Far bigger bucks are involved in US Education Secretary Arne Duncan’s giveaway. The 100-campus, for-profit Corinthian College chain has collapsed, leaving some heavily indebted students in limbo. Students from these schools are thought to carry about $3.6 billion in publicly backed loans.
It’s a tragic situation with multiple offenders: apparently mismanaged and perhaps fraudulently run educational institutions, predictably expansive and expensive federal education subsidies, and possibly inattentive, careless students. The most obvious victims are the taxpayers, who were forced to underwrite poor educations unlikely to yield the promised “social benefit” that is supposed to justify munificent government aid. Now Secretary Duncan has promised to forgive loans for potentially tens of thousands of students if they can prove “fraud” by the schools.
Secretary Duncan explained, “You’d have to be made of stone not to feel for these students.”
True, just as one has to sympathize with students without lunch money. But taxpayers also deserve sympathy. They had no choice in the matter, as their money was given to students who might not have been well-suited to college and who signed up at schools that provided little education.
Surely the first responsibility of any student is to investigate the school he or she is considering attending. That obligation increases as one moves down the list of colleges to ones lacking positive public reputations — or any public reputation at all.
These students made bad choices. That’s no reason to relieve them of responsibility — at someone else’s involuntary expense — for an obligation they voluntarily assumed.
The usual plethora of “activists” who make a living trying to give away other people’s money called on the administration to simply write off all the debt — or rather, to shift the burden from the students to the taxpayers. But Senator Lamar Alexander, chairman of the Health, Education, Labor, and Pensions Committee, took an unusually forthright stand, stating, “The department is establishing a precedent that puts taxpayers on the hook for what a college may have done.” This political temptation “is one more reason it was a bad idea to make the US Department of Education the banker for students as well as the regulator of their colleges.”
Unfortunately, Duncan said the department intended to create a process that would apply far beyond Corinthian College students. The potential cost of this sort of counterfeit generosity is mind-blowing. Forty million Americans owe a total of $1.2 trillion in student loans. Imagine how many might believe that they deserve a debt write-off.

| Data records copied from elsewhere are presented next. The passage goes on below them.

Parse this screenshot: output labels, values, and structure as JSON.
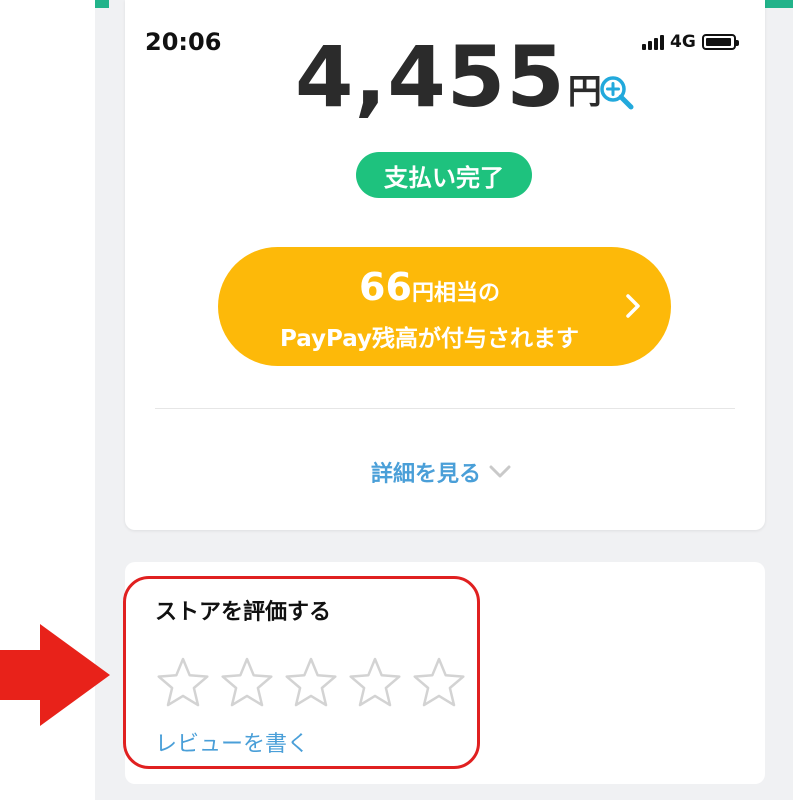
{
  "status_bar": {
    "time": "20:06",
    "network": "4G"
  },
  "payment": {
    "amount": "4,455",
    "currency": "円",
    "status_label": "支払い完了"
  },
  "bonus": {
    "amount": "66",
    "suffix": "円相当の",
    "message": "PayPay残高が付与されます"
  },
  "details": {
    "label": "詳細を見る"
  },
  "review": {
    "title": "ストアを評価する",
    "rating": 0,
    "max_rating": 5,
    "write_label": "レビューを書く"
  },
  "colors": {
    "brand_teal": "#22b38a",
    "status_green": "#1ec27e",
    "bonus_yellow": "#fdb909",
    "link_blue": "#4a9fd8",
    "annotation_red": "#e02020"
  }
}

Not Theirs to Receive
There was a time when Americans would not have expected the government to provide free lunches or subsidized university educations. Certainly Americans would have been shocked to find public officials determined to ever-expand the reach of such programs, irrespective of any sense of need.
Even elected officials once stood against public giveaways. In a famed example published in Harper’s Magazine and reprinted by FEE, Rep. Davy Crockett opposed an appropriation for the widow of a naval officer. He reminded his colleagues that the well-intentioned bill had no constitutional warrant, and that “we must not permit our respect for the dead or our sympathy for a part of the living to lead us into an act of injustice to the balance of the living.”
Decades later, his spirit haunted the White House. Grover Cleveland was an old-school Democrat known for his vetoes as Buffalo mayor, New York governor, and US president. In the latter position in 1887, he blocked a drought relief bill, explaining, “I do not believe that the power and duty of the General Government ought to be extended to the relief of individual suffering which is in no manner properly related to the public service or benefit.”
Imagine a president today taking such an action and making such a statement.
Years ago, compassion meant “to suffer with.” It eventually morphed into writing a check. Today, politicians claim to be compassionate when they make other people write checks.
But whatever the perceived need, the public’s money should not be the government’s to give. Politicians are doing wrong. The bigger problem is that many of their constituents want them to do wrong. Until people understand that Uncle Sam should not be an all-season Santa Claus, public officials will continue to act like Delia Curry and Arne Duncan.